[WHAT IS EXPECTED]:
Copy out each line of the listing below where the string "сроки" appears.

[SOURCE RECORDS]:
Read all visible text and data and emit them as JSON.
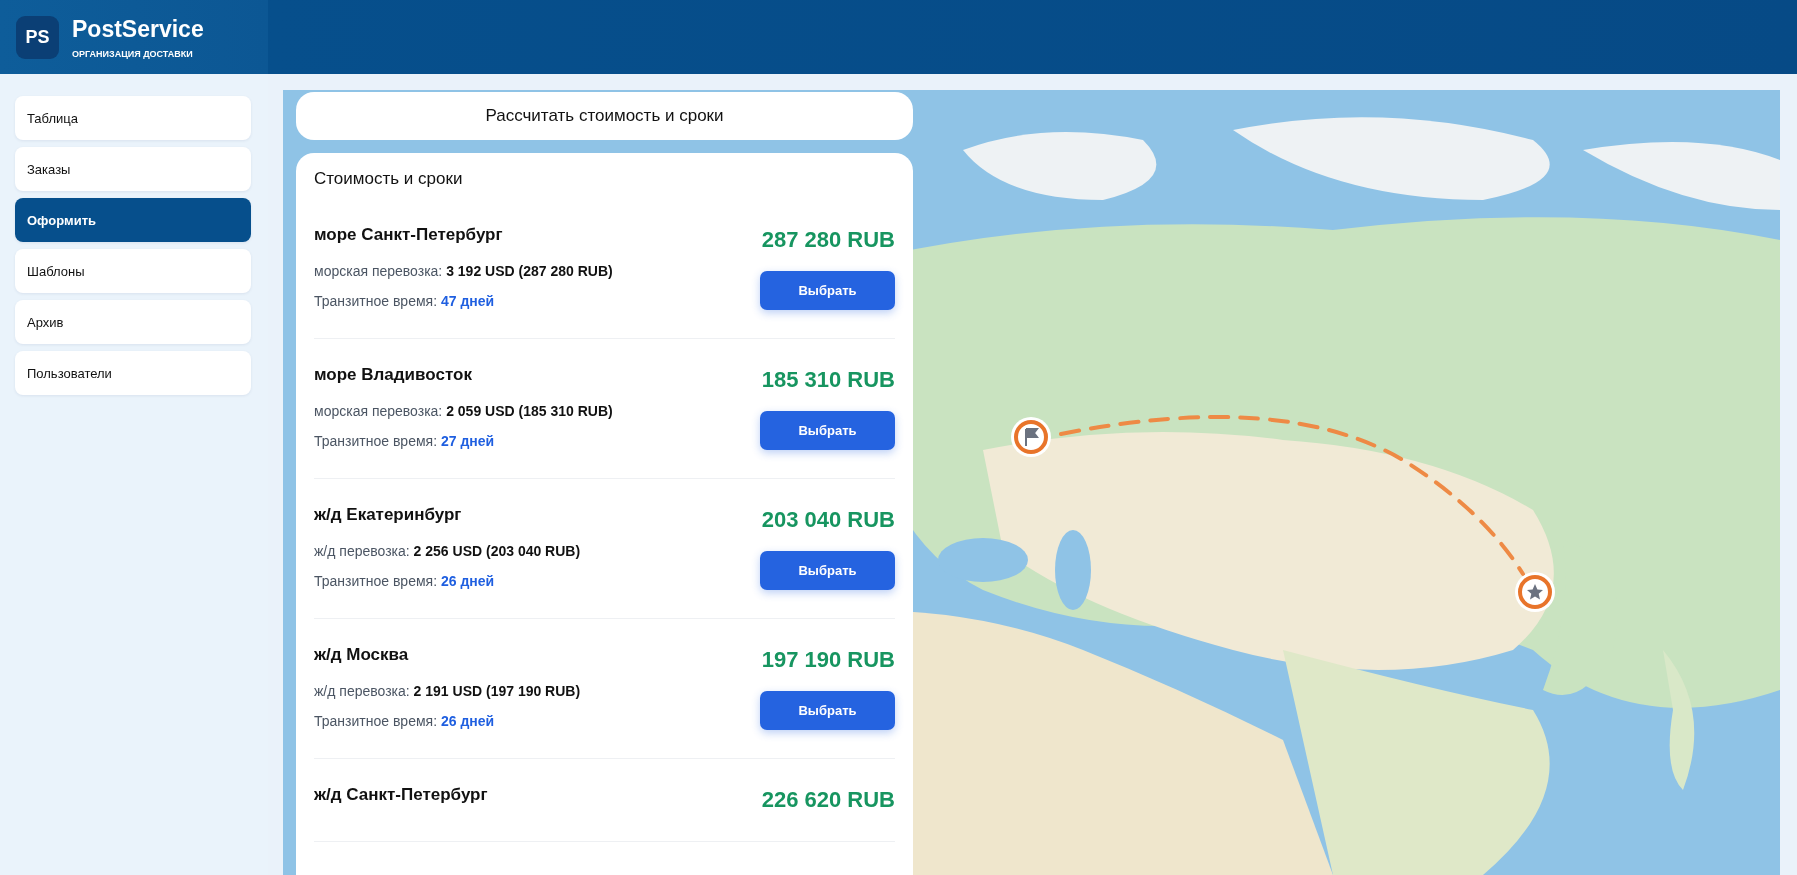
{
  "brand": {
    "logo": "PS",
    "name": "PostService",
    "subtitle": "ОРГАНИЗАЦИЯ ДОСТАВКИ"
  },
  "nav": [
    {
      "label": "Таблица",
      "selected": false
    },
    {
      "label": "Заказы",
      "selected": false
    },
    {
      "label": "Оформить",
      "selected": true
    },
    {
      "label": "Шаблоны",
      "selected": false
    },
    {
      "label": "Архив",
      "selected": false
    },
    {
      "label": "Пользователи",
      "selected": false
    }
  ],
  "calculate_button": "Рассчитать стоимость и сроки",
  "results": {
    "title": "Стоимость и сроки",
    "items": [
      {
        "title": "море Санкт-Петербург",
        "price": "287 280 RUB",
        "cost_label": "морская перевозка:",
        "cost": "3 192 USD (287 280 RUB)",
        "transit_label": "Транзитное время:",
        "transit": "47 дней",
        "button": "Выбрать"
      },
      {
        "title": "море Владивосток",
        "price": "185 310 RUB",
        "cost_label": "морская перевозка:",
        "cost": "2 059 USD (185 310 RUB)",
        "transit_label": "Транзитное время:",
        "transit": "27 дней",
        "button": "Выбрать"
      },
      {
        "title": "ж/д Екатеринбург",
        "price": "203 040 RUB",
        "cost_label": "ж/д перевозка:",
        "cost": "2 256 USD (203 040 RUB)",
        "transit_label": "Транзитное время:",
        "transit": "26 дней",
        "button": "Выбрать"
      },
      {
        "title": "ж/д Москва",
        "price": "197 190 RUB",
        "cost_label": "ж/д перевозка:",
        "cost": "2 191 USD (197 190 RUB)",
        "transit_label": "Транзитное время:",
        "transit": "26 дней",
        "button": "Выбрать"
      },
      {
        "title": "ж/д Санкт-Петербург",
        "price": "226 620 RUB"
      }
    ]
  }
}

[RESULT FOR THIS EXERCISE]:
  "calculate_button": "Рассчитать стоимость и сроки",
    "title": "Стоимость и сроки",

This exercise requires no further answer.